Even one’s hobbies can be put to use. I regularly kick-boxed and worked out at a dojo for five years. Having been a distance runner in high school and college, I had no fast twitch muscle memory until I pursued this workout regimen. I also learned better reaction skills and eye hand coordination via sparring. This enables me, now to have better reaction skills with fractious horses in my current career. Without the skills I nurtured through hours in the gym, I would not have been capable of reacting as quickly as is necessary in dealing with a 1000 pound two year old. Also, any hobby in which you have invested many hours and become adept is a venue for being a paid instructor. Obtaining certifications and clients can be done more quickly than you think.
Let’s face it – the world has an exploding population, increasingly rapid technological advancements and a volatile marketplace. These factors necessitate you to be learning and honing new skills, CONSTANTLY. To be complacent is to fall behind. Even if you have a comfortable position in life, and think that your future is assured, no one is beyond having cataclysmic events change their situations in life. Being prepared by enjoying our human ability to learn and grow is indeed a key to a full and satisfying life. From pickthebrain.com:
If you ignore the important of continuous learning, you’ll find:
- You waste money. You keep needing to pay for professional help – when it’s a task that you could’ve learnt how to do yourself. Maybe you “can’t cook” so you always eat out.
- You miss opportunities. You get passed over for promotions, because you don’t show any interest in picking up new skills at work.
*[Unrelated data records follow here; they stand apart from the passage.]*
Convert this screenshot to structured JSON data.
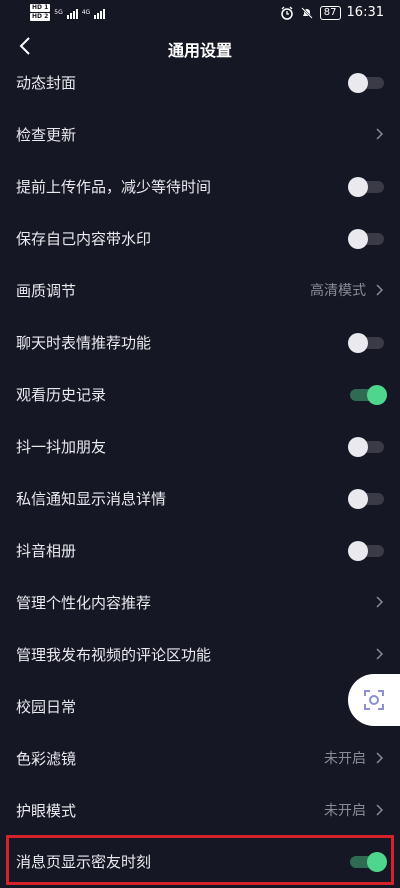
{
  "status_bar": {
    "hd1": "HD 1",
    "hd2": "HD 2",
    "net1": "5G",
    "net2": "4G",
    "battery": "87",
    "time": "16:31"
  },
  "header": {
    "title": "通用设置"
  },
  "settings": [
    {
      "label": "动态封面",
      "control": "toggle",
      "state": "off"
    },
    {
      "label": "检查更新",
      "control": "chevron"
    },
    {
      "label": "提前上传作品，减少等待时间",
      "control": "toggle",
      "state": "off"
    },
    {
      "label": "保存自己内容带水印",
      "control": "toggle",
      "state": "off"
    },
    {
      "label": "画质调节",
      "control": "chevron",
      "value": "高清模式"
    },
    {
      "label": "聊天时表情推荐功能",
      "control": "toggle",
      "state": "off"
    },
    {
      "label": "观看历史记录",
      "control": "toggle",
      "state": "on"
    },
    {
      "label": "抖一抖加朋友",
      "control": "toggle",
      "state": "off"
    },
    {
      "label": "私信通知显示消息详情",
      "control": "toggle",
      "state": "off"
    },
    {
      "label": "抖音相册",
      "control": "toggle",
      "state": "off"
    },
    {
      "label": "管理个性化内容推荐",
      "control": "chevron"
    },
    {
      "label": "管理我发布视频的评论区功能",
      "control": "chevron"
    },
    {
      "label": "校园日常",
      "control": "none"
    },
    {
      "label": "色彩滤镜",
      "control": "chevron",
      "value": "未开启"
    },
    {
      "label": "护眼模式",
      "control": "chevron",
      "value": "未开启"
    },
    {
      "label": "消息页显示密友时刻",
      "control": "toggle",
      "state": "on"
    }
  ],
  "colors": {
    "background": "#161724",
    "toggle_on": "#4fd68d",
    "highlight_border": "#d4232a"
  }
}
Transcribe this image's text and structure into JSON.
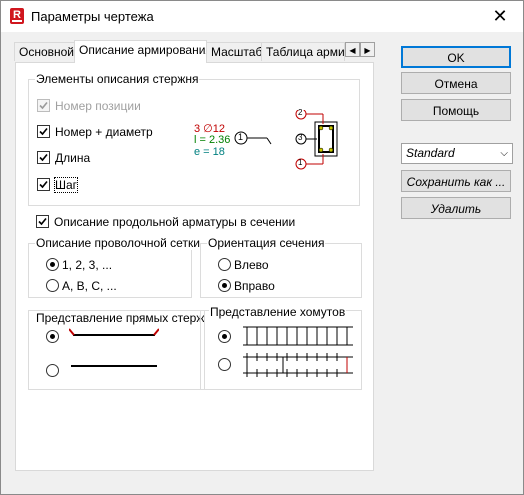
{
  "window": {
    "title": "Параметры чертежа",
    "icon_letter": "R",
    "close_glyph": "✕"
  },
  "tabs": [
    "Основной",
    "Описание армирования",
    "Масштаб",
    "Таблица армир"
  ],
  "tab_scroll": {
    "left": "◀",
    "right": "▶"
  },
  "groups": {
    "elements": "Элементы описания стержня",
    "mesh": "Описание проволочной сетки",
    "orientation": "Ориентация сечения",
    "straight": "Представление прямых стержней",
    "stirrups": "Представление хомутов"
  },
  "element_options": [
    {
      "label": "Номер позиции",
      "checked": true,
      "disabled": true
    },
    {
      "label": "Номер + диаметр",
      "checked": true,
      "disabled": false
    },
    {
      "label": "Длина",
      "checked": true,
      "disabled": false
    },
    {
      "label": "Шаг",
      "checked": true,
      "disabled": false
    }
  ],
  "preview": {
    "diameter": "3 ∅12",
    "length": "l = 2.36",
    "spacing": "e = 18",
    "marker_main": "1",
    "marker_top": "2",
    "marker_mid": "3",
    "marker_bottom": "1",
    "colors": {
      "red": "#c00000",
      "green": "#008000",
      "teal": "#008080"
    }
  },
  "longitudinal": {
    "label": "Описание продольной арматуры в сечении",
    "checked": true
  },
  "mesh_options": [
    {
      "label": "1, 2, 3, ...",
      "selected": true
    },
    {
      "label": "A, B, C, ...",
      "selected": false
    }
  ],
  "orientation_options": [
    {
      "label": "Влево",
      "selected": false
    },
    {
      "label": "Вправо",
      "selected": true
    }
  ],
  "buttons": {
    "ok": "OK",
    "cancel": "Отмена",
    "help": "Помощь",
    "save_as": "Сохранить как ...",
    "delete": "Удалить"
  },
  "style_combo": {
    "value": "Standard",
    "arrow": "⌵"
  }
}
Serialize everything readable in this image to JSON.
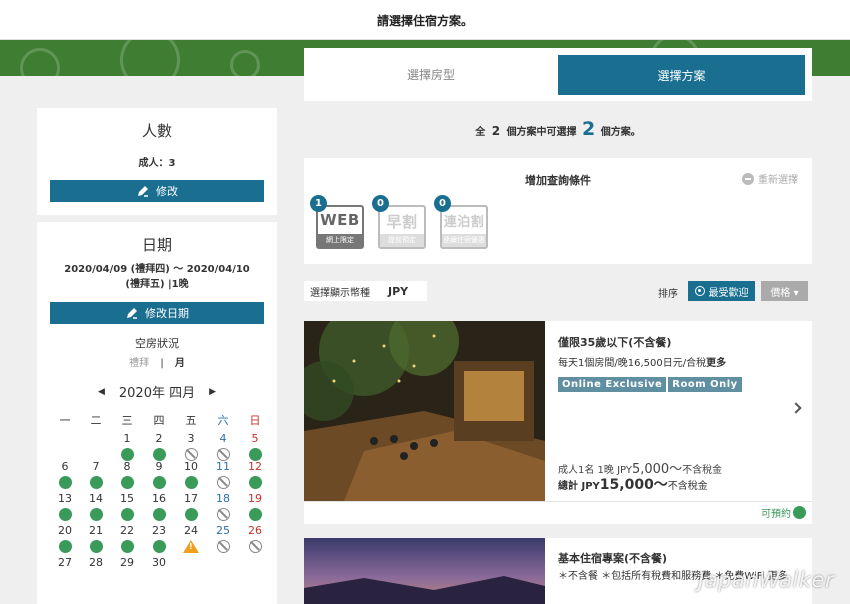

You lose a great source of fun and fulfillment. There’s enormous satisfaction to be found in learning things and really getting a new concept or skill.
Besides, all that growth and learning can come in quite handy!